The exhibition focuses on works that at their core situate voices of members of minorities, often unheard, and provides alternative conceptions of belonging and civic community.
The Mapping Journey Project (2008-2011) is an 8-channel video installation. By displaying maps, on which individuals obliged to cross borders illegally, literally draw their journeys while recounting them, this work provides alternative maps to normative cartography.
The Constellations Series (8 silkscreen prints, 2011) is the closing chapter of The Mapping Journey Project. Going back to printed maps, the series reproduces each of the drawings from the videos forming The Mapping Journey Project. By translating them into the form of constellations of stars, the series suggests a geography of resistance as experienced by “singular lives ... which have become, through I know not what accidents, strange poems” [Michel Foucault, The Lives of Infamous Men].
The film-trilogy The Speeches Series (2012-13) further emphasizes the critical function of speech and self-representation by operating as a platform that allows members of minorities based in Paris, Genoa, and New York respectively to address issues of language, citizenship, and class.

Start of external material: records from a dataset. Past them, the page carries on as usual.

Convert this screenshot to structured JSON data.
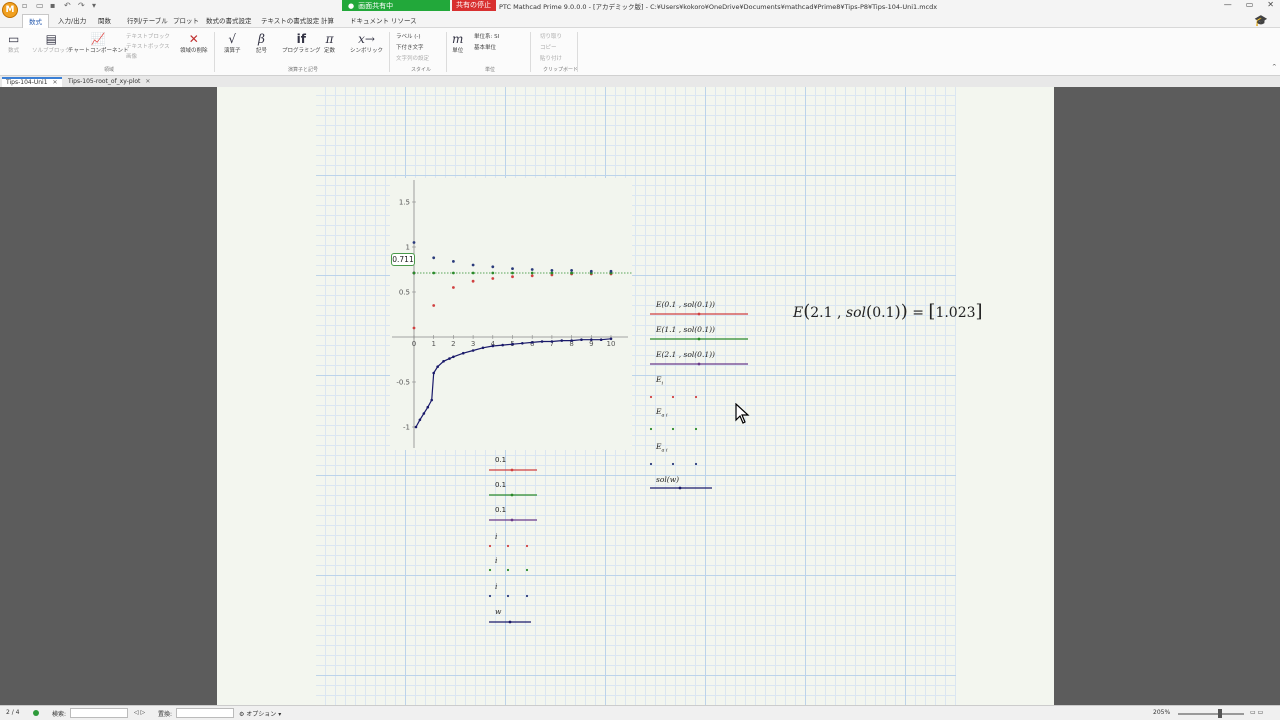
{
  "titlebar": {
    "app_logo": "M",
    "share_label": "画面共有中",
    "share_stop_label": "共有の停止",
    "window_title": "PTC Mathcad Prime 9.0.0.0 - [アカデミック版] - C:¥Users¥kokoro¥OneDrive¥Documents¥mathcad¥Prime8¥Tips-P8¥Tips-104-Uni1.mcdx",
    "controls": [
      "—",
      "▭",
      "✕"
    ]
  },
  "ribbon_tabs": [
    "数式",
    "入力/出力",
    "関数",
    "行列/テーブル",
    "プロット",
    "数式の書式設定",
    "テキストの書式設定",
    "計算",
    "ドキュメント",
    "リソース"
  ],
  "active_tab": "数式",
  "ribbon": {
    "workspace_group": {
      "label": "領域",
      "items": [
        "数式",
        "ソルブブロック",
        "チャートコンポーネント",
        "テキストブロック",
        "テキストボックス",
        "画像",
        "領域の削除"
      ]
    },
    "operators_group": {
      "label": "演算子と記号",
      "items": [
        {
          "glyph": "√",
          "label": "演算子"
        },
        {
          "glyph": "β",
          "label": "記号"
        },
        {
          "glyph": "if",
          "label": "プログラミング"
        },
        {
          "glyph": "π",
          "label": "定数"
        },
        {
          "glyph": "x→",
          "label": "シンボリック"
        }
      ]
    },
    "style_group": {
      "label": "スタイル",
      "items": [
        "ラベル (-)",
        "下付き文字",
        "文字列の設定"
      ]
    },
    "units_group": {
      "label": "単位",
      "glyph": "m",
      "items": [
        "単位",
        "単位系: SI",
        "基本単位"
      ]
    },
    "clipboard_group": {
      "label": "クリップボード",
      "items": [
        "切り取り",
        "コピー",
        "貼り付け"
      ]
    }
  },
  "doc_tabs": [
    "Tips-104-Uni1",
    "Tips-105-root_of_xy-plot"
  ],
  "plot": {
    "cursor_value": "0.711",
    "y_ticks": [
      "1.5",
      "1",
      "0.5",
      "-0.5",
      "-1"
    ],
    "x_ticks": [
      "0",
      "1",
      "2",
      "3",
      "4",
      "5",
      "6",
      "7",
      "8",
      "9",
      "10"
    ],
    "y_traces_legend": [
      {
        "text": "E(0.1 , sol(0.1))",
        "color": "#d04040"
      },
      {
        "text": "E(1.1 , sol(0.1))",
        "color": "#2a8a2a"
      },
      {
        "text": "E(2.1 , sol(0.1))",
        "color": "#6a3a8a"
      },
      {
        "text": "E",
        "sub": "i",
        "color": "#d04040"
      },
      {
        "text": "E",
        "sub": "a i",
        "color": "#2a8a2a"
      },
      {
        "text": "E",
        "sub": "a i",
        "color": "#2a3a7a"
      },
      {
        "text": "sol(w)",
        "color": "#1a1a6a"
      }
    ],
    "x_traces_legend": [
      {
        "text": "0.1",
        "color": "#d04040"
      },
      {
        "text": "0.1",
        "color": "#2a8a2a"
      },
      {
        "text": "0.1",
        "color": "#6a3a8a"
      },
      {
        "text": "i",
        "color": "#d04040"
      },
      {
        "text": "i",
        "color": "#2a8a2a"
      },
      {
        "text": "i",
        "color": "#2a3a7a"
      },
      {
        "text": "w",
        "color": "#1a1a6a"
      }
    ]
  },
  "formula": {
    "lhs_func": "E",
    "arg1": "2.1",
    "arg2_func": "sol",
    "arg2_val": "0.1",
    "result": "1.023"
  },
  "chart_data": {
    "type": "scatter",
    "xlim": [
      0,
      10
    ],
    "ylim": [
      -1,
      1.5
    ],
    "series": [
      {
        "name": "E(0.1 , sol(0.1))",
        "x": [
          0
        ],
        "y": [
          0.711
        ]
      },
      {
        "name": "E(1.1 , sol(0.1))",
        "x": [
          0
        ],
        "y": [
          0.711
        ]
      },
      {
        "name": "E(2.1 , sol(0.1))",
        "x": [
          0
        ],
        "y": [
          0.711
        ]
      },
      {
        "name": "E_i",
        "x": [
          0,
          1,
          2,
          3,
          4,
          5,
          6,
          7,
          8,
          9,
          10
        ],
        "y": [
          0.1,
          0.35,
          0.55,
          0.62,
          0.65,
          0.67,
          0.68,
          0.69,
          0.7,
          0.7,
          0.7
        ]
      },
      {
        "name": "E_a_i (green)",
        "x": [
          0,
          1,
          2,
          3,
          4,
          5,
          6,
          7,
          8,
          9,
          10
        ],
        "y": [
          0.711,
          0.711,
          0.711,
          0.711,
          0.711,
          0.711,
          0.711,
          0.711,
          0.711,
          0.711,
          0.711
        ]
      },
      {
        "name": "E_a_i (navy)",
        "x": [
          0,
          1,
          2,
          3,
          4,
          5,
          6,
          7,
          8,
          9,
          10
        ],
        "y": [
          1.05,
          0.88,
          0.84,
          0.8,
          0.78,
          0.76,
          0.75,
          0.74,
          0.74,
          0.73,
          0.73
        ]
      },
      {
        "name": "sol(w)",
        "x": [
          0.1,
          0.3,
          0.5,
          0.7,
          0.9,
          1.0,
          1.2,
          1.5,
          1.8,
          2.0,
          2.5,
          3.0,
          3.5,
          4.0,
          4.5,
          5.0,
          5.5,
          6.0,
          6.5,
          7.0,
          7.5,
          8.0,
          8.5,
          9.0,
          9.5,
          10.0
        ],
        "y": [
          -1.0,
          -0.92,
          -0.85,
          -0.78,
          -0.7,
          -0.4,
          -0.33,
          -0.27,
          -0.24,
          -0.22,
          -0.18,
          -0.15,
          -0.12,
          -0.1,
          -0.09,
          -0.08,
          -0.07,
          -0.06,
          -0.05,
          -0.05,
          -0.04,
          -0.04,
          -0.03,
          -0.03,
          -0.03,
          -0.02
        ]
      }
    ]
  },
  "statusbar": {
    "page": "2 / 4",
    "search_label": "検索:",
    "replace_label": "置換:",
    "options_label": "オプション",
    "zoom": "205%"
  },
  "colors": {
    "accent": "#3a7fd5",
    "share_green": "#22a83a",
    "stop_red": "#d83030"
  }
}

Trained in cinema and visual art while working in several mediums, Khalili often repurposes the visual approach of documentary cinema. The Opposite of Voice-Over however invites us to move beyond appearance as it acknowledges the presence of voices often disregarded or stigmatised by systems of media logic and the regulations of national representation. Through individual enunciations, many times with the accent of a political minority, a number of strategies and discourses of resistance are deliberated against arbitrary, societally and historically defined obstructions. Through her unique capacity to combine poetry beyond written language with subject matter and the power of the spoken word Khalili creates a temporary sense of community where there is none.